He was 90 and had Alzheimer’s disease, said his wife, Irene Kluger.
In the Polish town of Wadowice, where the pope and Mr. Kluger met as young boys in the 1920s, their friendship was a somewhat unusual one. Karol Wojtyla, who would become pope, came from a deeply Catholic family; Mr. Kluger came from an observant Jewish one.
For centuries, scholars have said, anti-Semitism was ingrained in Catholic teachings, which blamed Jews for the death of Christ.
During his papacy, from 1978 until his death in 2005, John Paul II was credited with doing more than any pope in history to unite the Catholic and Jewish faiths. His dedication to those efforts, church scholars said, stemmed in part from his intense friendship with Mr. Kluger, who lost much of his family in the Holocaust.
Mr. Kluger was a “link with the pope’s past,” said Eugene Fisher, the co-editor of “The Saint for Shalom: How Pope John Paul II Transformed Catholic-Jewish Relations.” “Perhaps the most profound change in Christianity was the change brought about in Catholic-Jewish relations,” he said.
Mr. Kluger and the pope knew each other by their boyhood nicknames, Jurek and Lolek. They met in grade school, played soccer in the streets and did homework together. Mr. Kluger, who became an engineer, let the young Karol see his math homework. The future pope let Jurek copy his Latin exercises, Mr. Kluger’s wife said.
One incident left a profound impact on Mr. Kluger. After learning that both boys had passed their high school exams, he ran to the church, where he knew he would find his friend, to share the news. Another parishioner recognized Mr. Kluger as a Jew and asked why he had come.

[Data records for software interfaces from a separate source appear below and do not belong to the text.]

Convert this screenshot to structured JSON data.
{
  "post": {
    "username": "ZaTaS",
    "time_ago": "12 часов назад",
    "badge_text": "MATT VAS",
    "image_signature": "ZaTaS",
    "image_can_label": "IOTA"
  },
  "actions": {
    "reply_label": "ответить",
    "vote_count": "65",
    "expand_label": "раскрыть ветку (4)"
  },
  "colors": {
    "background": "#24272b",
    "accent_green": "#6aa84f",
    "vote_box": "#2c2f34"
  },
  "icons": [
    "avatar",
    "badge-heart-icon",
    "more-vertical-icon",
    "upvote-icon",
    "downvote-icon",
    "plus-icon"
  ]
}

When Wojtyla heard about the exchange, he responded, “Aren’t we all God’s children?”
The young men lost touch during World War II, when Mr. Kluger was imprisoned in a Soviet labor camp before joining the Polish army and fighting with the Allies in Egypt and in Italy. After the war, with no family to return to in Poland, he moved to England and later to Rome, where he entered business.
The two men were reunited during the Second Vatican Council, which brought then-Archbishop Wojtyla to Rome. Mr. Kluger contacted his old friend, who immediately agreed to meet him.
The friendship was rekindled, and for the rest of their lives they remained in close touch. The newly installed Pope John Paul II surprised many Vatican-watchers by reserving his first private audience as pontiff for Mr. Kluger and his family.
Over lunches and dinners, the two men had intimate conversations that the pope enjoyed with few others, Fisher said. Mr. Kluger spoke openly, helping the pope understand Jewish sensibilities.
The New York Times reported that, while hospitalized after an assassination attempt in 1981, the pope asked Mr. Kluger to help him begin a diplomatic effort that in 1993 ended with the Vatican officially recognizing the state of Israel. Mr. Kluger was described as playing a behind-the-scenes but key role in the process.
John Paul II became the first pope to visit a synagogue and to visit the Auschwitz death camp. In 1998, he issued an official “act of repentance” for the Catholic Church’s failure to do more to stop the Holocaust. Critics contended that the apology did not go far enough. Mr. Kluger defended his friend.
“This pope is a friend of the Jewish people because he knows Jewish people,” Mr. Kluger told the New York Times in 1998. “He grew up in Wadowice.”
Jerzy Kluger was born April 4, 1921, in Krakow and grew up in Wadowice. His father was the president of the Jewish community and a successful lawyer. Mr. Kluger grew up “living like a prince,” his wife said, until the German invasion in 1939.
While fighting with the Polish army in Africa, Mr. Kluger met his future wife, Irene White, who was a driver for the British army. They were married in Egypt before Mr. Kluger fought at Monte Cassino, a key battle in the Italian campaign, in 1944.
After the war, Mr. Kluger received an engineering degree from the University of Nottingham and worked in that field before moving to Rome in the 1950s.
His daughter Leslie Kluger died in 2011.
Besides his wife, of Rome, survivors include his daughter Linda Kluger, also of Rome; a granddaughter; and two great-grandchildren. The children were described as having a close relationship with the pope, who permitted them to play with his skullcap.
In an interview with the New York Times, Mr. Kluger once explained his role in the pope’s outreach to the Jewish community.
“I was a friend,” he said. “We had friendly conversations, and friendly relationships which one way or another helped these developments. That’s all.”